Collection entries >>
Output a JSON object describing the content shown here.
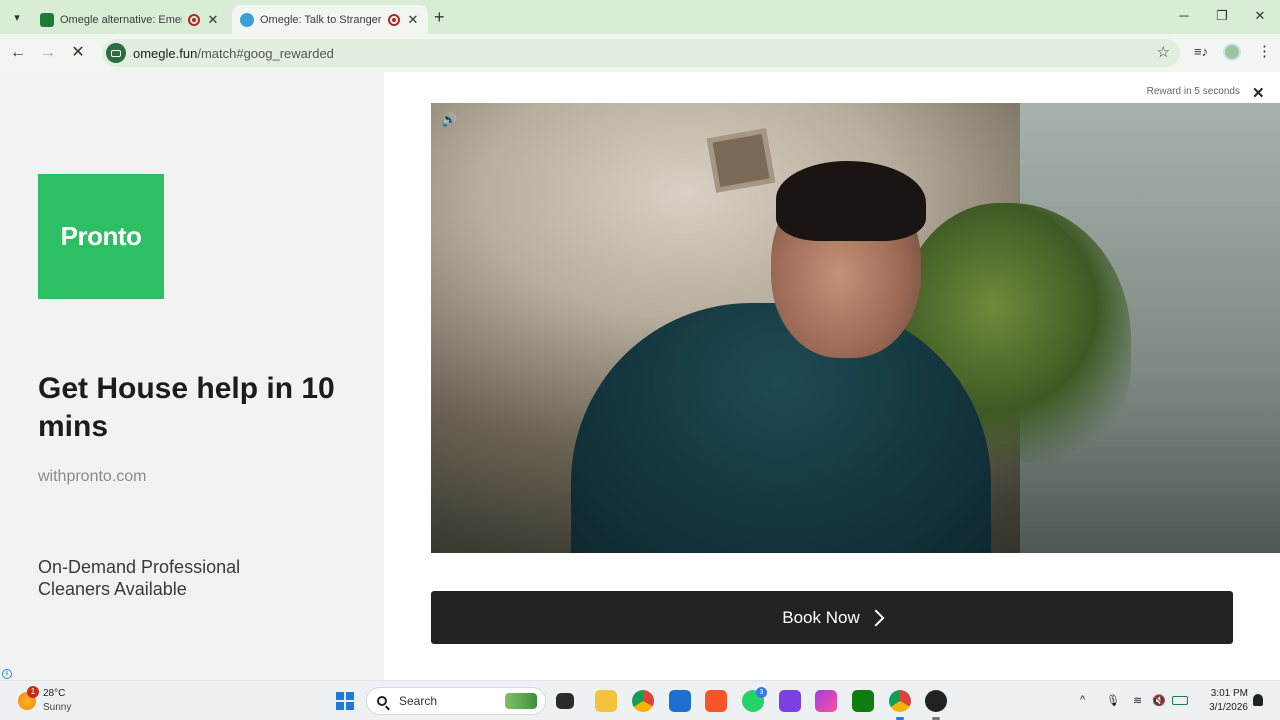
{
  "browser": {
    "tabs": [
      {
        "title": "Omegle alternative: Emerald",
        "active": false,
        "favicon_color": "#1e7b34"
      },
      {
        "title": "Omegle: Talk to Strangers w",
        "active": true,
        "favicon_color": "#3aa0d8"
      }
    ],
    "new_tab_symbol": "+",
    "window_controls": {
      "minimize": "─",
      "maximize": "❐",
      "close": "✕"
    },
    "nav": {
      "back": "←",
      "forward": "→",
      "reload": "✕"
    },
    "url_host": "omegle.fun",
    "url_path": "/match#goog_rewarded",
    "bookmark_icon": "☆",
    "media_icon": "≡♪",
    "menu_icon": "⋮"
  },
  "ad": {
    "brand_logo_text": "Pronto",
    "headline": "Get House help in 10 mins",
    "domain": "withpronto.com",
    "description": "On-Demand Professional Cleaners Available",
    "reward_text": "Reward in 5 seconds",
    "close_symbol": "✕",
    "mute_symbol": "🔊",
    "cta_label": "Book Now",
    "info_symbol": "i",
    "brand_color": "#2dbf63"
  },
  "taskbar": {
    "weather_badge": "1",
    "temperature": "28°C",
    "condition": "Sunny",
    "search_placeholder": "Search",
    "whatsapp_badge": "3",
    "time": "3:01 PM",
    "date": "3/1/2026",
    "tray_chevron": "^",
    "mic_icon": "🎙",
    "wifi_icon": "≋",
    "volume_icon": "🔇"
  }
}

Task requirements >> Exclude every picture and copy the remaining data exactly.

Answer section >>
Output a JSON object describing the content shown here.
{
  "browser": {
    "tabs": [
      {
        "title": "Omegle alternative: Emerald",
        "active": false,
        "favicon_color": "#1e7b34"
      },
      {
        "title": "Omegle: Talk to Strangers w",
        "active": true,
        "favicon_color": "#3aa0d8"
      }
    ],
    "new_tab_symbol": "+",
    "window_controls": {
      "minimize": "─",
      "maximize": "❐",
      "close": "✕"
    },
    "nav": {
      "back": "←",
      "forward": "→",
      "reload": "✕"
    },
    "url_host": "omegle.fun",
    "url_path": "/match#goog_rewarded",
    "bookmark_icon": "☆",
    "media_icon": "≡♪",
    "menu_icon": "⋮"
  },
  "ad": {
    "brand_logo_text": "Pronto",
    "headline": "Get House help in 10 mins",
    "domain": "withpronto.com",
    "description": "On-Demand Professional Cleaners Available",
    "reward_text": "Reward in 5 seconds",
    "close_symbol": "✕",
    "mute_symbol": "🔊",
    "cta_label": "Book Now",
    "info_symbol": "i",
    "brand_color": "#2dbf63"
  },
  "taskbar": {
    "weather_badge": "1",
    "temperature": "28°C",
    "condition": "Sunny",
    "search_placeholder": "Search",
    "whatsapp_badge": "3",
    "time": "3:01 PM",
    "date": "3/1/2026",
    "tray_chevron": "^",
    "mic_icon": "🎙",
    "wifi_icon": "≋",
    "volume_icon": "🔇"
  }
}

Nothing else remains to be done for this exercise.